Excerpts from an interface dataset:
+++

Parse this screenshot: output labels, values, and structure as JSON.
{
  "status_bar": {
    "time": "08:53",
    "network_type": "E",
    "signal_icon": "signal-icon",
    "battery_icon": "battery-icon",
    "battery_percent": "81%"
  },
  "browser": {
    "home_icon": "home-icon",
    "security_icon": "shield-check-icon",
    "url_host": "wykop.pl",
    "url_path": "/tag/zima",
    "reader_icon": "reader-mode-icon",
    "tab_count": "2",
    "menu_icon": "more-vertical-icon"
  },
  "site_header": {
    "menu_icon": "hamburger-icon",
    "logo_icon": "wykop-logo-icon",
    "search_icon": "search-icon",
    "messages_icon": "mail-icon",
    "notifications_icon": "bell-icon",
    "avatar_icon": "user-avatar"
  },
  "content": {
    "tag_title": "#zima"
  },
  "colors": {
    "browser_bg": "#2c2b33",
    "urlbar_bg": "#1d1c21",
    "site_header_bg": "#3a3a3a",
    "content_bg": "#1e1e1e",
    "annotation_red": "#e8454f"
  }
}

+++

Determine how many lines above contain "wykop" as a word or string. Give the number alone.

= EXERCISE RESULT =
2